I wonder if circumstances are really as different today from what they were in the last joint venture backed fab episode?
Companies have been going fabless to begin with because *building* fabs is so enormously expensive that very few companies can afford to do it on their own, and it's likely a few that could simply see better returns on investment elsewhere. Joint ventures are fraught with inherent difficulties because of the issues of getting agreement from the partners on what is being done, what each is expected to put into it, and what each will get out of it, and *maintaining* that agreement as changes in the underlying economy require adjustments to the plans.
If I'm Qualcomm, I'm leaving money on the table because I can't get all the chips I want, but how *much* money is that? How much will it cost to build this joint venture fab? How long will it take me to recoup my investment? And what happens when the wheel turns as it always does and we move to a condition of oversupply again?
I may look at the numbers, and decide I'm better off *leaving* money on the table, because the amount of potential revenue I'm forgoing won't approach what it would cost me to build a fab, even with partners, to address capacity issues that are ultimately transitory.
I think that now is a good time to be an IDM. The fabless chip companies can't have it both ways. I agree with others that it is too late for them to catch Intel by the 14 nm node anyway. This problem of constrained capacity at the leading edge could go away in a couple of quarters between improving yields and more capacity coming on line. I don't think that now is the time to go back to a failed model - like committing to a JV if you are Qualcomm. I think there is more downside risk than upside potential there.

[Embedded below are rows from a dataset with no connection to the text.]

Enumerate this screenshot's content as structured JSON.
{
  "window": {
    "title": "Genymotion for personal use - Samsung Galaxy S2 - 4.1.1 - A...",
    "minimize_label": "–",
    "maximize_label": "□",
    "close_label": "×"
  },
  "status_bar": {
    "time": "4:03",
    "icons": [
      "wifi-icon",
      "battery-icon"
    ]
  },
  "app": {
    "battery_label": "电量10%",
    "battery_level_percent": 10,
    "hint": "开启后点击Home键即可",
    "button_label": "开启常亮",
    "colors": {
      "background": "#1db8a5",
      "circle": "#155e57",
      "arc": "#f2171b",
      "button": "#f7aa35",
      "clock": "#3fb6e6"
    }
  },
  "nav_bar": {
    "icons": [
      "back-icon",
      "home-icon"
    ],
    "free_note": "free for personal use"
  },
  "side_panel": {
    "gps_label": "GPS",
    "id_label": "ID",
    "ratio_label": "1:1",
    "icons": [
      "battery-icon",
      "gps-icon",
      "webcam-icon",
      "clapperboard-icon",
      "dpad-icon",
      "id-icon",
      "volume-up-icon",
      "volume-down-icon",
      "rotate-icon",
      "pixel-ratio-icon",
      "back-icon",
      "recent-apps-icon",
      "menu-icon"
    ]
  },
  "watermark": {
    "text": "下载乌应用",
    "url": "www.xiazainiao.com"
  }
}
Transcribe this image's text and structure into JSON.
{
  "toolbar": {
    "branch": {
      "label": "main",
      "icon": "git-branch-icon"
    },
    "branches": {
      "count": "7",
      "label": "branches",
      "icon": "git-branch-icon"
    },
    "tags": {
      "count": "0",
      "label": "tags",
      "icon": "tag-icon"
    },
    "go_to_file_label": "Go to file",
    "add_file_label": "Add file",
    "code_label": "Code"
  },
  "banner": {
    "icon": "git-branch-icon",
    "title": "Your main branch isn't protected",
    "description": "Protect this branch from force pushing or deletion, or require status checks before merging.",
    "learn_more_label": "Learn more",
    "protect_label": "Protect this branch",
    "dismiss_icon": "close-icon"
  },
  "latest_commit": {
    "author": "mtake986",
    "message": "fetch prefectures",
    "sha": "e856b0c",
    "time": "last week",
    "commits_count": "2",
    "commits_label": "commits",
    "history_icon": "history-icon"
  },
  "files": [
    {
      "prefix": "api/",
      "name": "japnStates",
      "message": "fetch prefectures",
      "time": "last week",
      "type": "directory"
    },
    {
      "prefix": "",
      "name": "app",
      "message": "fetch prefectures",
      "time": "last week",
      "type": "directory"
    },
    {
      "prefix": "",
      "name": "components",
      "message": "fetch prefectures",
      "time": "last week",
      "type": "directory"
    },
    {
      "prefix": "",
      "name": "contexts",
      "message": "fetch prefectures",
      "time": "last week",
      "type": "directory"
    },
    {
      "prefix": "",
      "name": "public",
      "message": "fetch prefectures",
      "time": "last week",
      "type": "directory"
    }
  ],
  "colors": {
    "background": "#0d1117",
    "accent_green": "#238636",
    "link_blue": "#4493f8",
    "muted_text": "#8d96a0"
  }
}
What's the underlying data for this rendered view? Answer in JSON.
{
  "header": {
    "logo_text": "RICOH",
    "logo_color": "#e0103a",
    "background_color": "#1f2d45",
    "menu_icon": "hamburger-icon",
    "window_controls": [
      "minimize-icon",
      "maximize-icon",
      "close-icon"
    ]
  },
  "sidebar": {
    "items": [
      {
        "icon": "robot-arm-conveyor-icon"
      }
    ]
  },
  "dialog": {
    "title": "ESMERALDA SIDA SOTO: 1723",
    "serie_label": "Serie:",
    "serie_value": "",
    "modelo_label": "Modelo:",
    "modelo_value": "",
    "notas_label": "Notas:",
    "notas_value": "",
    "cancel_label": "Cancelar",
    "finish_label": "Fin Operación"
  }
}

I think ultimately that Qualcomm and other chip companies would just as soon continue to outsource the whole enchilada to TSMC and others, rather than get in bed with TSMC in a JV. As you point out, Peter, owning a fab, or owning it in part, is not simply a matter of opening up a magic chip-building facility. There is a lot of work and know how that has to be done in terms of process development. All of that would have to come from TSMC or another foundry. In the end, it wouldn't be that much different from the situation that Qualcomm and others enjoy today--they pay money to foundries, the foundries provide the knowledge, capability and capacity to build their chips. Entering a JV would only mean that a fabless company was on the hook for the depreciation of the facility and equipment, which would be a liability as soon as oversupply conditions took hold. And oversupply is never that far off.
Not only that, but Qualcomm and its fabless brethen today enjoy the right to work with different foundries, play them off each other, and negotiate the best deal. Once they are a partner in the fab, that flexibility goes out the window.
Of course the advantage of such an arrangement, on the surface, would appear to be certainty of supply. Right about now, that sounds great. But as Qualcomm executives acknowledged the other day, at least part of the problem with the 28-nm capacity crunch is that demand for Qualcomm's 28-nm chips is simply greater than the company anticipated. If Qualcomm had been able to accurately predict what the demand would be, TSMC would have had the capacity available, I think.
For the last decade or so our Fabless Wonders have had a free ride on process R&D done at "credible" IDMs ( in my book after their HKMG fiasco IBM no longer qualifies ) siphoned out through various consortia and tool vendors.
They may now have $$$ on the table but they can't buy time. Intel started finFET work almost 8 years back. Hard to catch up even at 14 nm within 5 years even if the fabless wonders were now able to pry off enough process talent on behalf of their Foundries and went at it using the traditional chinese water torture approach to Physics ( a huge no. of experiments over a wide parameter space rather than targeting on narrow space with the benefit of device simulation ).
What are the engineering and design challenges in creating successful IoT devices? These devices are usually small, resource-constrained electronics designed to sense, collect, send, and/or interpret data. Some of the devices need to be smart enough to act upon data in real time, 24/7. Are the design challenges the same as with embedded systems, but with a little developer- and IT-skills added in? What do engineers need to know? Rick Merritt talks with two experts about the tools and best options for designing IoT devices in 2016. Specifically the guests will discuss sensors, security, and lessons from IoT deployments.